Carpe Diem, Friends.


Deeptesh said...

Interesting...came back after a long time n whoa....this is quite unlike I've ever read.Keep up the good work, man!

Nikki said...


I have followed your journey this entire time and cannot believe that almost a year has gone by. Thanks for all the inspiring posts and the wonderful thoughts. I hope all is well over there, I heard Morakot proved to be pretty big. Enjoy the last of your days over there and have a safe trip home! :)

Nikki said...

Hey Chase. I have followed your journey this entire time and I cannot believe almost a year has passed. Thank you for such inspiring posts and for making me "think" more. I have really come to realize that life is completely different when you take the time to just breathe. I think we as Americans really just run through life thinking about tomorrow and what we have to do, but when you just let life happen and don't rush it, it's much more enjoying. I hope all is well over there because I heard Morakot proved to be a big one. Enjoy the last of your days over there and have a safe trip home! :)

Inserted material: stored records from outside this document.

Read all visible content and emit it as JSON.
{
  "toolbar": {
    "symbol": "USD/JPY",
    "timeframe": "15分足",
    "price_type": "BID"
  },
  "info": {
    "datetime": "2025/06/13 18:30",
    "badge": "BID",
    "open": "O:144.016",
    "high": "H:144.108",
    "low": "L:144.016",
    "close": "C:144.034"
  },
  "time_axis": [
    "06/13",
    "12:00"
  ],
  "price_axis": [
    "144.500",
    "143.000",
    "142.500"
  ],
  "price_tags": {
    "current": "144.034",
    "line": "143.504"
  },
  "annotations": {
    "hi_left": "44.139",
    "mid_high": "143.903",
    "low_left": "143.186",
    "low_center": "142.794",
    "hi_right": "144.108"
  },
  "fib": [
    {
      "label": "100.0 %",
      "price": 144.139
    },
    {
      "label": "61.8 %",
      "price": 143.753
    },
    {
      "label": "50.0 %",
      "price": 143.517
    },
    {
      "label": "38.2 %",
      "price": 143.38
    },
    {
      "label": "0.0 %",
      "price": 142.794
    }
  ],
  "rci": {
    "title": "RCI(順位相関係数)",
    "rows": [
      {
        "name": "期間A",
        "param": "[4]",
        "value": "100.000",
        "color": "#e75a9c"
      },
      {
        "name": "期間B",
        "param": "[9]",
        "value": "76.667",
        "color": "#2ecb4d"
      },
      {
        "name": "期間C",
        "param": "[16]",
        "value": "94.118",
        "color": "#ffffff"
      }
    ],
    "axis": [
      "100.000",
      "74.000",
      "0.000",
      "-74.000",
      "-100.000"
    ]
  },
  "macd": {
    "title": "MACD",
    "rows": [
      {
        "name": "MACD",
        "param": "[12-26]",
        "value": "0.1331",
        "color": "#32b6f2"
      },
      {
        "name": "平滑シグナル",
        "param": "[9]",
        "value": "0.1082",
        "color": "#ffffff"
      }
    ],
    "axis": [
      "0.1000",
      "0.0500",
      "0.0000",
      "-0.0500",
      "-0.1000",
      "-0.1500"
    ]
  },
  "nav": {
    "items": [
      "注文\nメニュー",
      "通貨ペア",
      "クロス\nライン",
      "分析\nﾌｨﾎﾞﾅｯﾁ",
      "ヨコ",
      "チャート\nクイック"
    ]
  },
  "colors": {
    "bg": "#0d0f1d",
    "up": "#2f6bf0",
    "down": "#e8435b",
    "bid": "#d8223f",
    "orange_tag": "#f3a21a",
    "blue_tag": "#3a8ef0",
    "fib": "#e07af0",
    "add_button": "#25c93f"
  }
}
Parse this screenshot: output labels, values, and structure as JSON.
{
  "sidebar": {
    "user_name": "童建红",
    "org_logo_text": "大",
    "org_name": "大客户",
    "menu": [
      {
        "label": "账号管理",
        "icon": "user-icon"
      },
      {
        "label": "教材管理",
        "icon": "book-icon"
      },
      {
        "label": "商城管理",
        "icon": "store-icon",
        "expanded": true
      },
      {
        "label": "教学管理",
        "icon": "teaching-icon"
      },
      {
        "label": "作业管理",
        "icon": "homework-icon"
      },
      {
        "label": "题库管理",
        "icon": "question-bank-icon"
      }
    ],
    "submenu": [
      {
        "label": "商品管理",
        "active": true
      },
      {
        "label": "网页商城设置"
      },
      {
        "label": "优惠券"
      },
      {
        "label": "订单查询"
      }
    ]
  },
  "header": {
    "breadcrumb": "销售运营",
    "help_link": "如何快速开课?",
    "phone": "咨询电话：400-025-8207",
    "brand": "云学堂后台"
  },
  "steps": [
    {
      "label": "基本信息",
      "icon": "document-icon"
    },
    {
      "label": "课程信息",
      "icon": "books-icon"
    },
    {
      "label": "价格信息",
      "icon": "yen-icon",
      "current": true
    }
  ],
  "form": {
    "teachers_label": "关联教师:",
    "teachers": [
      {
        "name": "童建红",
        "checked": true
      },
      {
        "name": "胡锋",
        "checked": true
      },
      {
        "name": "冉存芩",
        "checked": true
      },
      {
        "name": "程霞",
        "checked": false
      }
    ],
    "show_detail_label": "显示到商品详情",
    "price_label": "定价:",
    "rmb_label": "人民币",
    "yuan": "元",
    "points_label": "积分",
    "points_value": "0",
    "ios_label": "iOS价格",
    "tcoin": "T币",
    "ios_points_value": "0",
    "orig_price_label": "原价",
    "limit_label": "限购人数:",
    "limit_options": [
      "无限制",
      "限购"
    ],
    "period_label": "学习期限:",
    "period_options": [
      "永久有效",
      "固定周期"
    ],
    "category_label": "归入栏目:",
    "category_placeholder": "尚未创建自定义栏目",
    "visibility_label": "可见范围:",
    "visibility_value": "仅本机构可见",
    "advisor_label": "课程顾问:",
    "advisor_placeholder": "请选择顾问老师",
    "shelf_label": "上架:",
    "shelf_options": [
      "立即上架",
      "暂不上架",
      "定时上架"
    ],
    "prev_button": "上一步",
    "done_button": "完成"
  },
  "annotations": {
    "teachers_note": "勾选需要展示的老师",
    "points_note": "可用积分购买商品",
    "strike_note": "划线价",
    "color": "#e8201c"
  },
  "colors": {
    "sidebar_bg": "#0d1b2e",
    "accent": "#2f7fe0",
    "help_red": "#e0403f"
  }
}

Anonymous said...

About point number 5: I just read this in Wild at Heart:

"I wanted someone else to tell me who to be. Thank God that didn't work. The scripts they handed me I simply could not bring myself to play for very long. Like Saul's armor, they never fit. Can a world of posers tell you to do anything but pose yourself? As Buechner says, we are in constant danger of being not actors in the drama of our lives, but reactors."

the girl in stiletto said...

hey chase, heard about typhoon + taiwan. are you ok?

Kristy said...

You seem to always touch something in me that makes me think well beyond reading your written words. You will find as you get older . . I can say this because, I older and wiser . . lol
Life is beauty, I am a firm believer that it's the little things that sometime go ignored that hold the most for us to see and learn from.
You are wise beyond your years Chase!

floreta said...

your reflection reminds me of American Beauty :)

Kylie said...

I'm sitting in a little internet cafe in paree and I'm so glad I came over to your blog in my allotted 30 mins.... :) I have this Piper book at home, but I never finished reading it....I resolve to go home and read it! And I'm glad for the reminder that each person I came into contact with is a 'holy being....divine, terrifying, magical...' (thanks mr lewis)
and thank you chase!

Chase said...

@Deeptesh, Thanks man.

@Nikki, I really appreciate you following with my journey. It's great we can keep in touch this way. Send me an email and fill me in with what's going on in your life! :)

@Miles, "I wanted someone else to do the work for me." Oof, those words kick me in the gut. I have to fight that feeling everyday.

@stiletto, still doing well, but I'll keep you all updated about Morakot victims.

@MamaWood, thank you for your words, and I'm so glad there's something worth coming back to here - and that you do. I'm looking for those little things.

@Floreta, i've never seen it. lol

@Kylie, thanks for spending your (valuable) internet cafe time with me! :) It's a great book, isn't it? And definitely some strong words from Mr Lewis. Glad they jumped to you : )

Don said...

Chase, I was never fooled. A writer writes stories so they can embroider into the fabric their outlook, their point-of-view, their philosophy.

Usually, writers discover and clarify just what it is that they believe and think as they draft.

Great post. "Nice."